Handing out your own card when you are hired by anyone other than the direct client is almost always a NO-NO. Regardless of WHY you gave it out, all it takes is one of the above-listed people seeing you give something to the client or guest, and you will never be hired again. This not only jeopardizes your future work, but every single person down the line. It is my experience with most musicians that they don’t realize just how many people are involved in a booking for a corporate gig. And they all get a piece of the pie as we work WITH them as well as FOR them. It’s a partnership, and there must be trust with that partnership.
One of the first questions I ever ask when something has gone to contract is: Who is the end client? Which company did THEY hire? That’s the card I will hand out, or at the very least, refer any questions or guest issues to them. I then ask if it’s okay for me to at least tell them my name and/or the band name. No contact information, no websites, etc. Just a name. When a guest asks for a card, they usually want to know whom to thank for the entertainment. Many times, they don’t want to book you directly, but rather to know which group/person for whom to ask when they plan an event.
The sad situation is that many contractors are out to “outbid” or “steal” other work from other contractors, especially in this tight economy. I value the spirit of competition, but when you are there working for THEM, you do NOT stab them in the back ON THE JOB for which they have hired you. On the flip side, if you are a hired musician, you DO NOT ASK FOR THE AGENT’S CARD or any other card for that same gig. That contact belongs to the contractor who hired YOU. Network on your own time, not when someone else is paying you.

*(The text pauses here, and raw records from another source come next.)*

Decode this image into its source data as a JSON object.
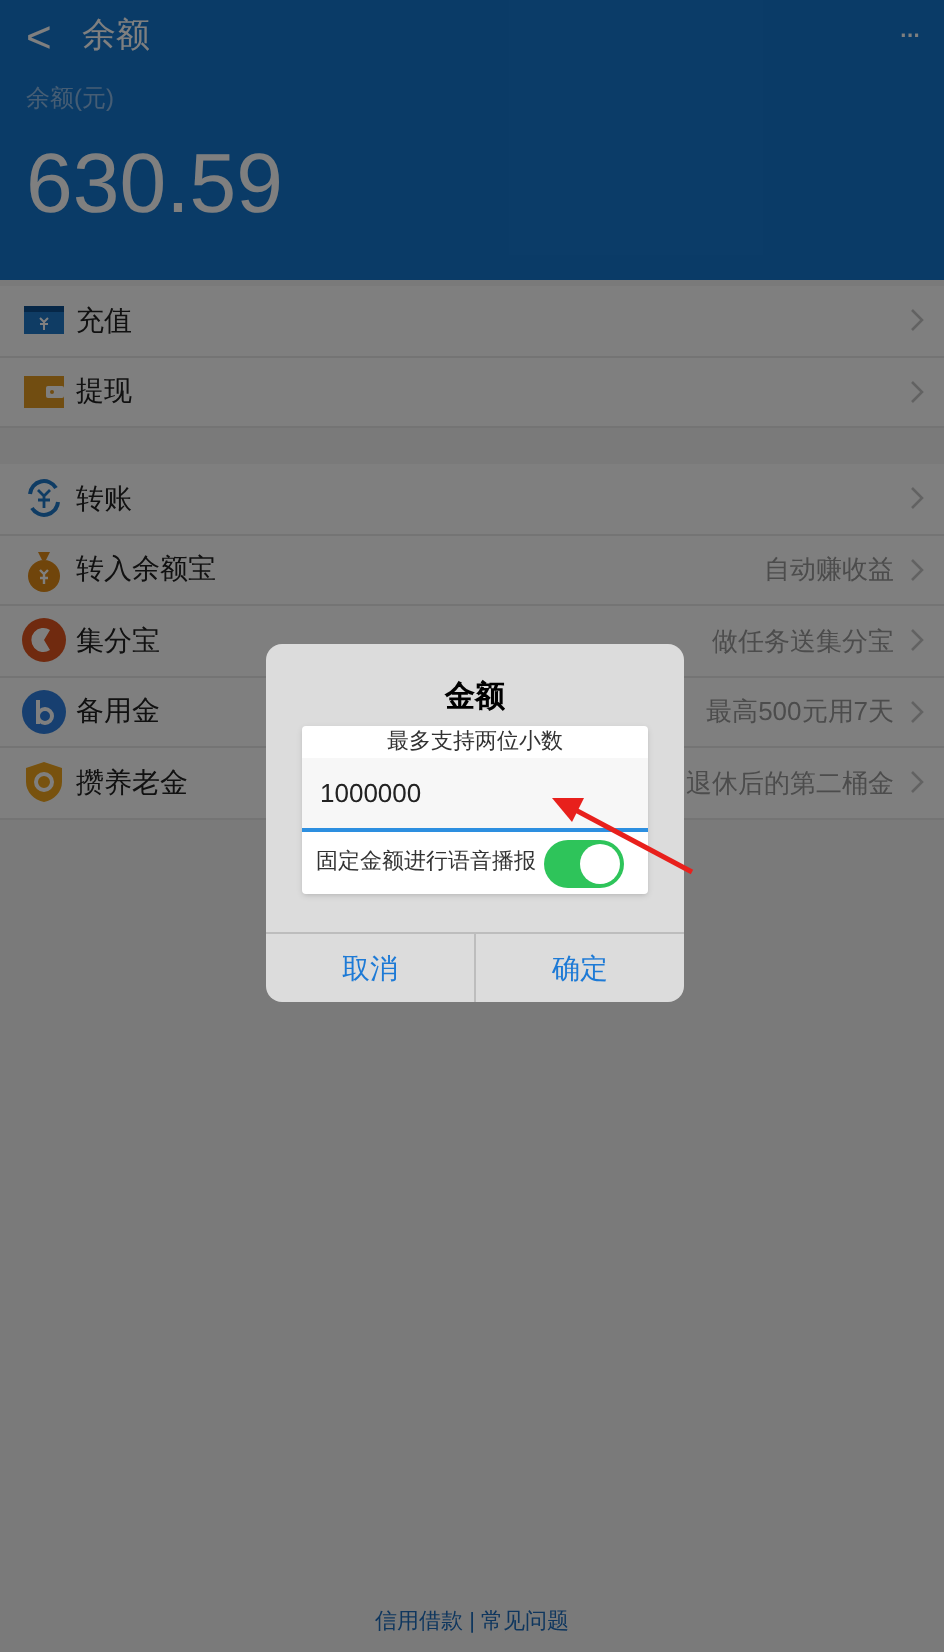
{
  "header": {
    "back": "<",
    "title": "余额",
    "more": "···",
    "balance_label": "余额(元)",
    "balance": "630.59"
  },
  "sections": [
    [
      {
        "label": "充值"
      },
      {
        "label": "提现"
      }
    ],
    [
      {
        "label": "转账"
      },
      {
        "label": "转入余额宝",
        "note": "自动赚收益"
      },
      {
        "label": "集分宝",
        "note": "做任务送集分宝"
      },
      {
        "label": "备用金",
        "note": "最高500元用7天"
      },
      {
        "label": "攒养老金",
        "note": "退休后的第二桶金"
      }
    ]
  ],
  "footer": {
    "links": [
      "信用借款",
      "常见问题"
    ],
    "separator": "|"
  },
  "dialog": {
    "title": "金额",
    "hint": "最多支持两位小数",
    "value": "1000000",
    "toggle_label": "固定金额进行语音播报",
    "toggle_on": true,
    "buttons": [
      "取消",
      "确定"
    ]
  }
}
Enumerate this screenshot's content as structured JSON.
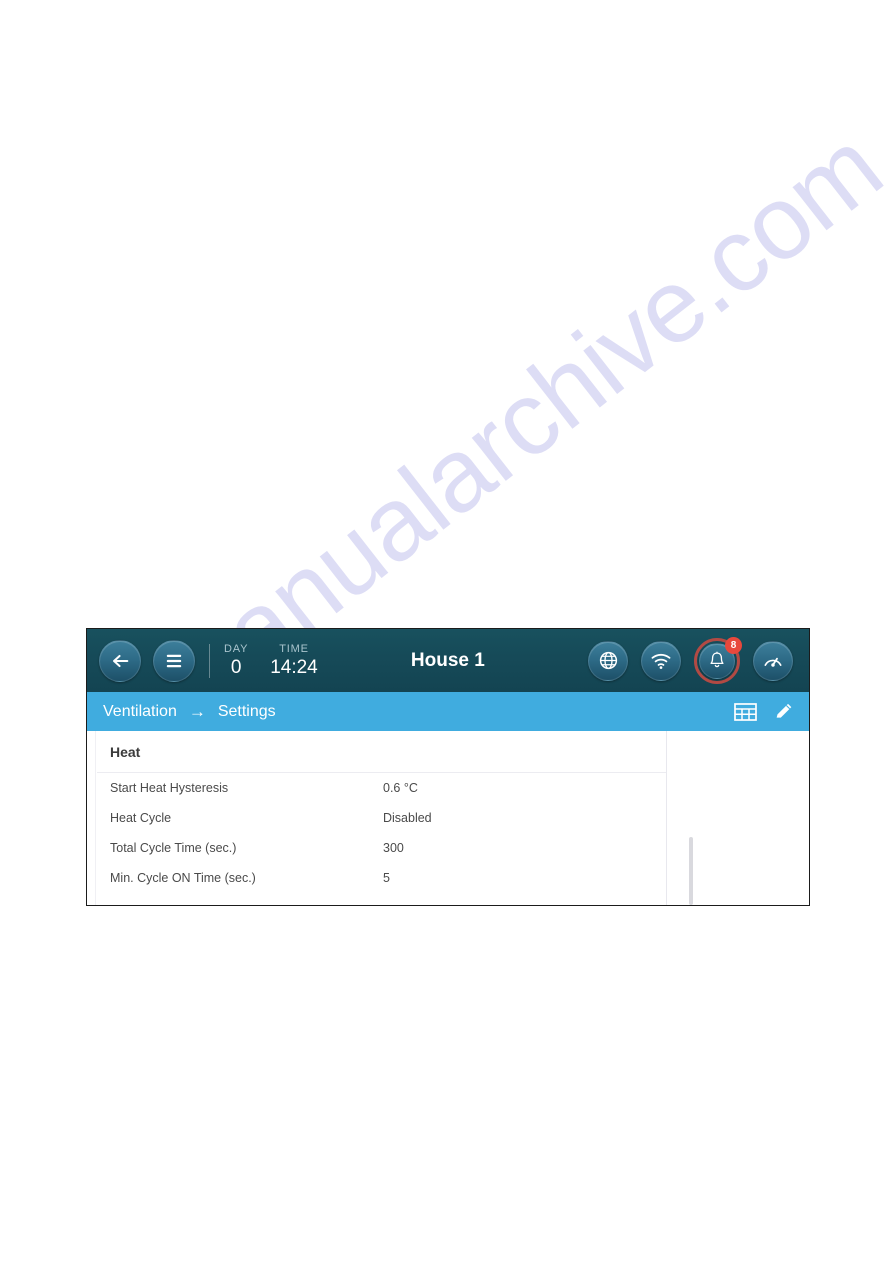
{
  "watermark": {
    "text": "manualarchive.com"
  },
  "toolbar": {
    "back_label": "Back",
    "menu_label": "Menu",
    "day_label": "DAY",
    "day_value": "0",
    "time_label": "TIME",
    "time_value": "14:24",
    "house_title": "House 1",
    "icons": {
      "globe": "globe-icon",
      "wifi": "wifi-icon",
      "bell": "bell-icon",
      "gauge": "gauge-icon"
    },
    "alarm_badge_count": "8"
  },
  "breadcrumb": {
    "root": "Ventilation",
    "separator": "→",
    "current": "Settings",
    "table_view_label": "Table view",
    "edit_label": "Edit"
  },
  "table": {
    "section_title": "Heat",
    "rows": [
      {
        "label": "Start Heat Hysteresis",
        "value": "0.6 °C"
      },
      {
        "label": "Heat Cycle",
        "value": "Disabled"
      },
      {
        "label": "Total Cycle Time (sec.)",
        "value": "300"
      },
      {
        "label": "Min. Cycle ON Time (sec.)",
        "value": "5"
      }
    ]
  },
  "colors": {
    "toolbar_bg": "#164b59",
    "breadcrumb_bg": "#40acdf",
    "badge_red": "#e8483c",
    "bell_ring": "#b24a44",
    "button_blue": "#2d6a86",
    "watermark": "#c9c9ef"
  }
}
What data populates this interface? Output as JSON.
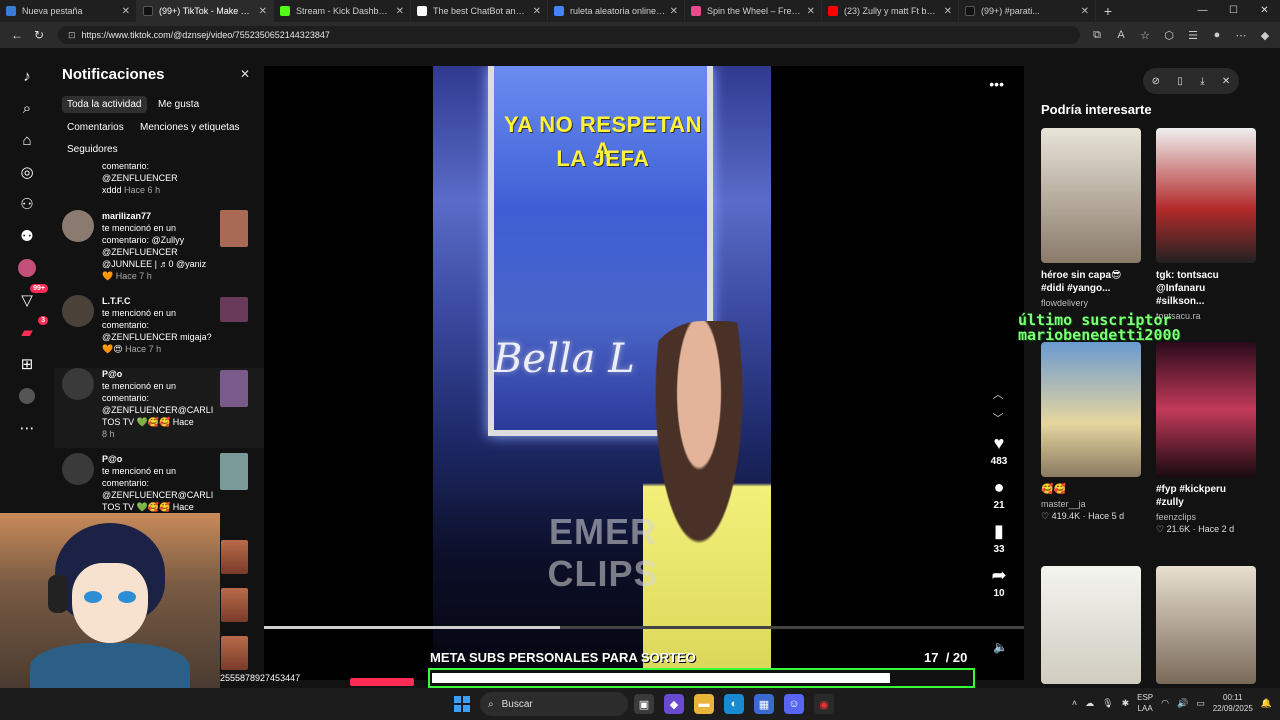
{
  "browser": {
    "tabs": [
      {
        "title": "Nueva pestaña",
        "color": "#3a7bd5",
        "active": false
      },
      {
        "title": "(99+) TikTok - Make Your Day",
        "color": "#111111",
        "active": true
      },
      {
        "title": "Stream - Kick Dashboard",
        "color": "#53fc18",
        "active": false
      },
      {
        "title": "The best ChatBot and Widg...",
        "color": "#ffffff",
        "active": false
      },
      {
        "title": "ruleta aleatoria online - Bú...",
        "color": "#4285f4",
        "active": false
      },
      {
        "title": "Spin the Wheel – Free and...",
        "color": "#e94b8a",
        "active": false
      },
      {
        "title": "(23) Zully y matt Ft baile in...",
        "color": "#ff0000",
        "active": false
      },
      {
        "title": "(99+) #parati...",
        "color": "#111111",
        "active": false
      }
    ],
    "url": "https://www.tiktok.com/@dznsej/video/7552350652144323847"
  },
  "notifications": {
    "title": "Notificaciones",
    "filters": [
      "Toda la actividad",
      "Me gusta",
      "Comentarios",
      "Menciones y etiquetas",
      "Seguidores"
    ],
    "items": [
      {
        "user": "",
        "lines": [
          "comentario:",
          "@ZENFLUENCER",
          "xddd"
        ],
        "time": "Hace 6 h",
        "thumb": "#3a3a3a"
      },
      {
        "user": "marilizan77",
        "lines": [
          "te mencionó en un",
          "comentario: @Zullyy",
          "@ZENFLUENCER",
          "@JUNNLEE | ♬0 @yaniz"
        ],
        "time": "🧡 Hace 7 h",
        "thumb": "#a86a55"
      },
      {
        "user": "L.T.F.C",
        "lines": [
          "te mencionó en un",
          "comentario:",
          "@ZENFLUENCER migaja?",
          "🧡😍"
        ],
        "time": "Hace 7 h",
        "thumb": "#6a3a5a"
      },
      {
        "user": "P@o",
        "lines": [
          "te mencionó en un",
          "comentario:",
          "@ZENFLUENCER@CARLI",
          "TOS TV 💚🥰🥰 Hace"
        ],
        "time": "8 h",
        "thumb": "#7a5a8a"
      },
      {
        "user": "P@o",
        "lines": [
          "te mencionó en un",
          "comentario:",
          "@ZENFLUENCER@CARLI",
          "TOS TV 💚🥰🥰 Hace"
        ],
        "time": "",
        "thumb": "#7a9a9a"
      }
    ]
  },
  "video": {
    "overlay_text_1": "YA NO RESPETAN A",
    "overlay_text_2": "LA JEFA",
    "screen_logo": "Bella L",
    "watermark": "EMER CLIPS",
    "progress": 0.39,
    "likes": "483",
    "comments": "21",
    "saves": "33",
    "shares": "10"
  },
  "recommended": {
    "title": "Podría interesarte",
    "cards": [
      {
        "caption": "héroe sin capa😎 #didi #yango...",
        "author": "flowdelivery",
        "meta": "",
        "img": "#d9d2c4"
      },
      {
        "caption": "tgk: tontsacu @Infanaru #silkson...",
        "author": "tontsacu.ra",
        "meta": "",
        "img": "#e8e8e8"
      },
      {
        "caption": "🥰🥰",
        "author": "master__ja",
        "meta": "♡ 419.4K · Hace 5 d",
        "img": "#7ba3c9"
      },
      {
        "caption": "#fyp #kickperu #zully",
        "author": "feenzclips",
        "meta": "♡ 21.6K · Hace 2 d",
        "img": "#b23a4a"
      },
      {
        "caption": "",
        "author": "",
        "meta": "",
        "img": "#d8d8d0"
      },
      {
        "caption": "",
        "author": "",
        "meta": "",
        "img": "#c8c0b0"
      }
    ]
  },
  "subscriber_overlay": {
    "line1": "último suscriptor",
    "line2": "mariobenedetti2000"
  },
  "stream": {
    "user_id": "2555878927453447",
    "goal_label": "META SUBS PERSONALES PARA SORTEO",
    "goal_current": "17",
    "goal_total": "/ 20",
    "goal_fraction": 0.85
  },
  "taskbar": {
    "search_placeholder": "Buscar",
    "lang_line1": "ESP",
    "lang_line2": "LAA",
    "time": "00:11",
    "date": "22/09/2025"
  },
  "colors": {
    "accent": "#fe2c55",
    "goal_border": "#39ff39",
    "subscriber_text": "#7dff7a"
  }
}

Yes, I am a bit heated about this. It has happened more than once just in the last few weeks. A musician I hired was telling MY CONTACT that she can provide string ensembles for other gigs, too. Excuse me?!?!?! What do you think I am already doing?!?!?! Why do you think you are here?!?!?! I don’t go on YOUR gigs and tell them of my businesses. I always refer any questions to you as the leader, even if it is over something as seemingly harmless as private lesson inquiries.
Bottom line is make sure you as a musician think about who really hired you, and refer everyone to that person. If you are the leader, then make sure you know whom to credit with the gig, and NEVER assume it is okay to hand out a card unless cleared by your contact.